=== SUPPLIED INFORMATION ===
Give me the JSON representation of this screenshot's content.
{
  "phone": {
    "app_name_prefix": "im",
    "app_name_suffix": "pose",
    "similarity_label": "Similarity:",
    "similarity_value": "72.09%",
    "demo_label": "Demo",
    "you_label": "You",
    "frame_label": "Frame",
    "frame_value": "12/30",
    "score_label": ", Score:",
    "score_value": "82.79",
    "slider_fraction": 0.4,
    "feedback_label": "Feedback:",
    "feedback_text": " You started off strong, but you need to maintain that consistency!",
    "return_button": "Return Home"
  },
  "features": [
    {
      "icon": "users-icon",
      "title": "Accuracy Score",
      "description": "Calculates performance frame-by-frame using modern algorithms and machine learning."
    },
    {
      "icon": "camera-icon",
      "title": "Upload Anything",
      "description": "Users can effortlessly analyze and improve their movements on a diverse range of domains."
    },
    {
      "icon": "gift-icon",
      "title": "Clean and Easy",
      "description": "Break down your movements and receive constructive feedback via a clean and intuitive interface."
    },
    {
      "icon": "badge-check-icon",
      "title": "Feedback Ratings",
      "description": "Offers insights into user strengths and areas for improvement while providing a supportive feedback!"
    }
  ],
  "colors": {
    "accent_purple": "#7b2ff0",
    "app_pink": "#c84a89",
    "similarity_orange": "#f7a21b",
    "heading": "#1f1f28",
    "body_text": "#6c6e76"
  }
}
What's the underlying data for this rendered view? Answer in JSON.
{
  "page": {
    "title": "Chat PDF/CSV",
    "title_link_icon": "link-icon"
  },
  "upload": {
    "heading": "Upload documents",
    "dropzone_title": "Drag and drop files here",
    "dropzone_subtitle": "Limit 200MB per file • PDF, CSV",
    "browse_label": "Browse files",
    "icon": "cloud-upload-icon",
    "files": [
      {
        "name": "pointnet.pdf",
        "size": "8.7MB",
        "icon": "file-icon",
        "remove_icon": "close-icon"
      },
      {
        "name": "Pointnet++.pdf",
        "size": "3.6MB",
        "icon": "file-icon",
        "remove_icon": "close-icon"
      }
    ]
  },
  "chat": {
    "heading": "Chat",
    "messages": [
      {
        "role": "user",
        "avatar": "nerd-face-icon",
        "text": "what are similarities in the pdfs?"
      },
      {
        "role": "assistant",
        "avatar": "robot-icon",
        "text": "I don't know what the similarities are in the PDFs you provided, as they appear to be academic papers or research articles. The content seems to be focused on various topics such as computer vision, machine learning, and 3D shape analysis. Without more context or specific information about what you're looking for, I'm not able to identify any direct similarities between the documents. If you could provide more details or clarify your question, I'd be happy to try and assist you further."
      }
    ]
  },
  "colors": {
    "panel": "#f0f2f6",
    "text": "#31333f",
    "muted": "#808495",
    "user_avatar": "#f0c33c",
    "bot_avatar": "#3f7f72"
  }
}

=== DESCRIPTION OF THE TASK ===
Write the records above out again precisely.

=== REPLY TO THE TASK ===
Give me the JSON representation of this screenshot's content.
{
  "phone": {
    "app_name_prefix": "im",
    "app_name_suffix": "pose",
    "similarity_label": "Similarity:",
    "similarity_value": "72.09%",
    "demo_label": "Demo",
    "you_label": "You",
    "frame_label": "Frame",
    "frame_value": "12/30",
    "score_label": ", Score:",
    "score_value": "82.79",
    "slider_fraction": 0.4,
    "feedback_label": "Feedback:",
    "feedback_text": " You started off strong, but you need to maintain that consistency!",
    "return_button": "Return Home"
  },
  "features": [
    {
      "icon": "users-icon",
      "title": "Accuracy Score",
      "description": "Calculates performance frame-by-frame using modern algorithms and machine learning."
    },
    {
      "icon": "camera-icon",
      "title": "Upload Anything",
      "description": "Users can effortlessly analyze and improve their movements on a diverse range of domains."
    },
    {
      "icon": "gift-icon",
      "title": "Clean and Easy",
      "description": "Break down your movements and receive constructive feedback via a clean and intuitive interface."
    },
    {
      "icon": "badge-check-icon",
      "title": "Feedback Ratings",
      "description": "Offers insights into user strengths and areas for improvement while providing a supportive feedback!"
    }
  ],
  "colors": {
    "accent_purple": "#7b2ff0",
    "app_pink": "#c84a89",
    "similarity_orange": "#f7a21b",
    "heading": "#1f1f28",
    "body_text": "#6c6e76"
  }
}
What's the underlying data for this rendered view? Answer in JSON.
{
  "page": {
    "title": "Chat PDF/CSV",
    "title_link_icon": "link-icon"
  },
  "upload": {
    "heading": "Upload documents",
    "dropzone_title": "Drag and drop files here",
    "dropzone_subtitle": "Limit 200MB per file • PDF, CSV",
    "browse_label": "Browse files",
    "icon": "cloud-upload-icon",
    "files": [
      {
        "name": "pointnet.pdf",
        "size": "8.7MB",
        "icon": "file-icon",
        "remove_icon": "close-icon"
      },
      {
        "name": "Pointnet++.pdf",
        "size": "3.6MB",
        "icon": "file-icon",
        "remove_icon": "close-icon"
      }
    ]
  },
  "chat": {
    "heading": "Chat",
    "messages": [
      {
        "role": "user",
        "avatar": "nerd-face-icon",
        "text": "what are similarities in the pdfs?"
      },
      {
        "role": "assistant",
        "avatar": "robot-icon",
        "text": "I don't know what the similarities are in the PDFs you provided, as they appear to be academic papers or research articles. The content seems to be focused on various topics such as computer vision, machine learning, and 3D shape analysis. Without more context or specific information about what you're looking for, I'm not able to identify any direct similarities between the documents. If you could provide more details or clarify your question, I'd be happy to try and assist you further."
      }
    ]
  },
  "colors": {
    "panel": "#f0f2f6",
    "text": "#31333f",
    "muted": "#808495",
    "user_avatar": "#f0c33c",
    "bot_avatar": "#3f7f72"
  }
}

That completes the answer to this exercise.